The Outdoor Office invites visitors to explore a history of outdoor working and learning spaces, from an outdoor office used by Haitian relief workers, to outdoor meeting spaces at the Google campus in Palo Alto. A video clip from Twin Peaks shows two characters brainstorming in the woods. Olivares seems to think, quite reasonably, that being outdoors helps us think. The problem is institutionalizing the process. He and his design team also suggest three prototypes, which form a proposal for an (as-of-yet unproduced) outdoor furniture system. Recycled rubber flooring, an easily assembled tent system, and UV-resistant shading (and a plethora of outlets, presumably) make it easy to imagine these pieces in production. Olivares, for his part, sees the project as pragmatically utopian—he notes that working outdoors would drastically decrease a company’s carbon footprint.
I recently emailed with Olivares, who elaborates on The Outdoor Office below.
How do these prototypes reflect our culture’s shifting attitudes towards work?
The designs were really only possible because of shifting work technologies and attitudes. Mobile devices, the Internet, and the Cloud have uprooted office work from the traditional desk and conference room, making it possible to work from anywhere. Simultaneously a broadening notion of how and where work can be done is giving way to office arrangements that wouldn’t have been taken seriously as a workplace even a decade ago. However the office itself plays a crucial and central role to the culture and life of a business or organization, and the Outdoor Office is envisioned as a natural and healthy extension of that indoor environment.
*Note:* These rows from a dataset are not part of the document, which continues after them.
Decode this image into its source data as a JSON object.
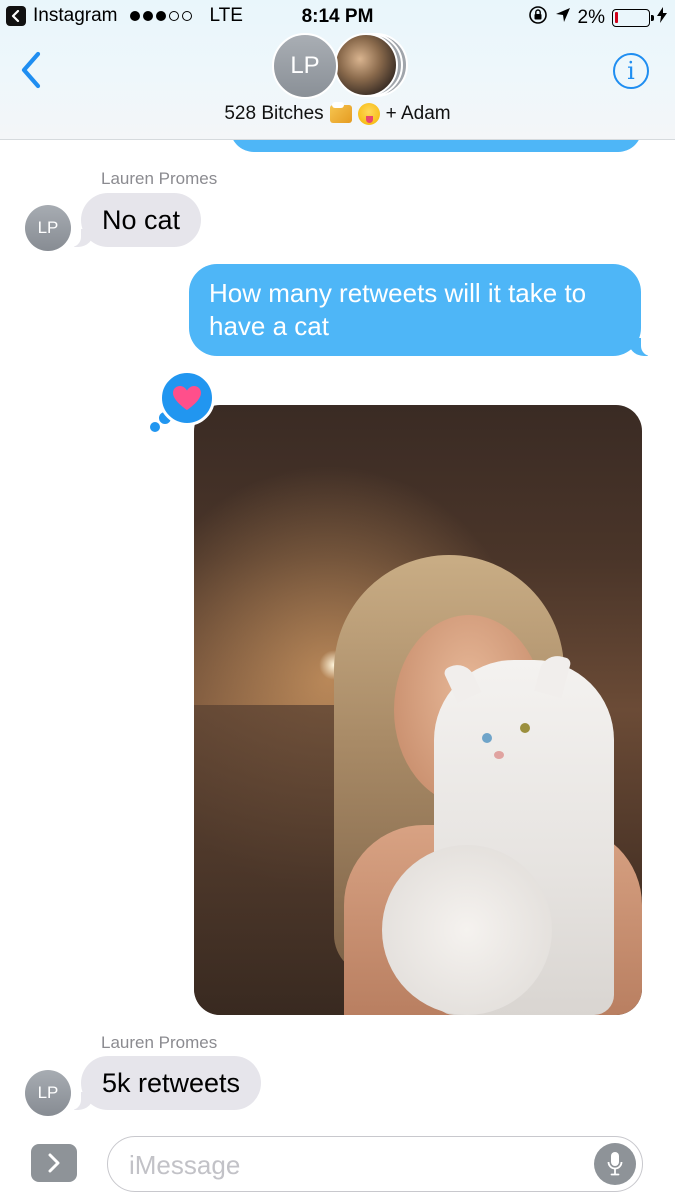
{
  "status_bar": {
    "back_app": "Instagram",
    "carrier": "LTE",
    "time": "8:14 PM",
    "battery": "2%",
    "battery_level": 0.02,
    "signal_bars_on": 3,
    "signal_bars_total": 5
  },
  "header": {
    "back_icon": "chevron-left-icon",
    "avatar_initials": "LP",
    "group_name": "528 Bitches",
    "group_name_suffix": "+ Adam",
    "info_label": "i"
  },
  "messages": [
    {
      "direction": "incoming",
      "sender": "Lauren Promes",
      "avatar": "LP",
      "text": "No cat"
    },
    {
      "direction": "outgoing",
      "text": "How many retweets will it take to have a cat"
    },
    {
      "direction": "outgoing",
      "type": "photo",
      "tapback": "heart-icon"
    },
    {
      "direction": "incoming",
      "sender": "Lauren Promes",
      "avatar": "LP",
      "text": "5k retweets"
    }
  ],
  "composer": {
    "placeholder": "iMessage",
    "apps_icon": "chevron-right-icon",
    "mic_icon": "microphone-icon"
  },
  "colors": {
    "imessage_blue": "#4eb6f7",
    "incoming_bubble": "#e6e5eb",
    "ios_link_blue": "#1f8ef1",
    "heart_pink": "#ff4f8b",
    "avatar_gray": "#8e9398"
  }
}
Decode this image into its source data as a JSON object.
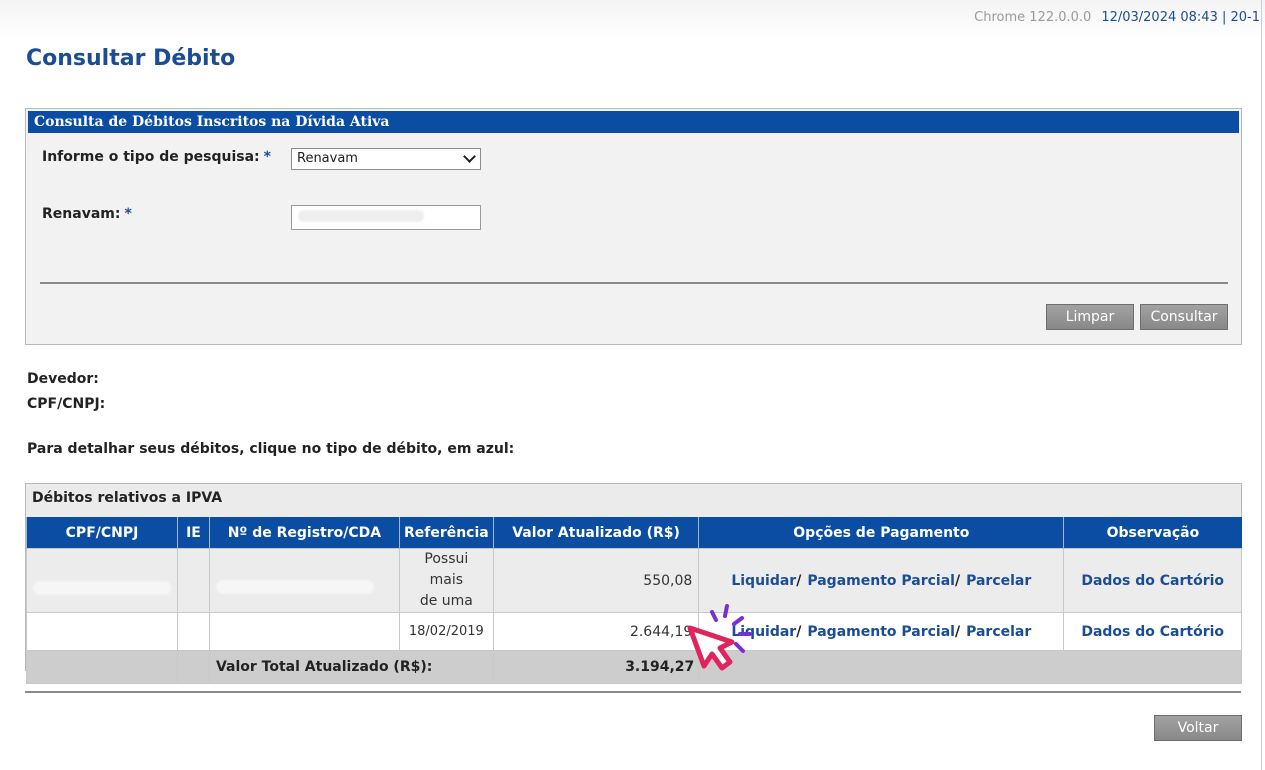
{
  "topbar": {
    "browser": "Chrome 122.0.0.0",
    "stamp": "12/03/2024 08:43 | 20-1"
  },
  "page": {
    "title": "Consultar Débito"
  },
  "search_panel": {
    "header": "Consulta de Débitos Inscritos na Dívida Ativa",
    "search_type_label": "Informe o tipo de pesquisa:",
    "required_mark": "*",
    "search_type_value": "Renavam",
    "renavam_label": "Renavam:",
    "clear_button": "Limpar",
    "submit_button": "Consultar"
  },
  "debtor": {
    "devedor_label": "Devedor:",
    "cpf_label": "CPF/CNPJ:"
  },
  "instruction": "Para detalhar seus débitos, clique no tipo de débito, em azul:",
  "ipva": {
    "header": "Débitos relativos a IPVA",
    "columns": [
      "CPF/CNPJ",
      "IE",
      "Nº de Registro/CDA",
      "Referência",
      "Valor Atualizado (R$)",
      "Opções de Pagamento",
      "Observação"
    ],
    "rows": [
      {
        "referencia_line1": "Possui mais",
        "referencia_line2": "de uma",
        "valor": "550,08",
        "observacao": "Dados do Cartório"
      },
      {
        "referencia": "18/02/2019",
        "valor": "2.644,19",
        "observacao": "Dados do Cartório"
      }
    ],
    "payment_options": {
      "liquidar": "Liquidar",
      "pagamento_parcial": "Pagamento Parcial",
      "parcelar": "Parcelar",
      "separator": "/"
    },
    "total_label": "Valor Total Atualizado (R$):",
    "total_value": "3.194,27"
  },
  "footer": {
    "back_button": "Voltar"
  },
  "colors": {
    "primary": "#0b4da2",
    "link": "#1a4d96",
    "cursor": "#e0245e",
    "cursor_rays": "#7a2fd0"
  }
}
Do you have any plans to mass-produce the designs?
Not currently. The designs were all conceived hypothetically, based on three years of research looking at outdoor spaces within and adjacent to business and academic institutions. When I first began the project I discussed it with some office and outdoor furniture manufacturers, but none were sold on the idea because it fell outside of their typical product categories—for the office furniture companies it was too "outdoor," and for outdoor furniture producers it was too "office." So I was able to pursue the project with grant funding from the Graham Foundation, the goal being to create hypothetical designs, and circulate them in the world to promote the idea that serious business and academic work can take place outdoors. With the right partnerships I firmly believe that an individual or mass-produced Outdoor Office would be enormously successful.
The Outdoor Office is on view until July 15th.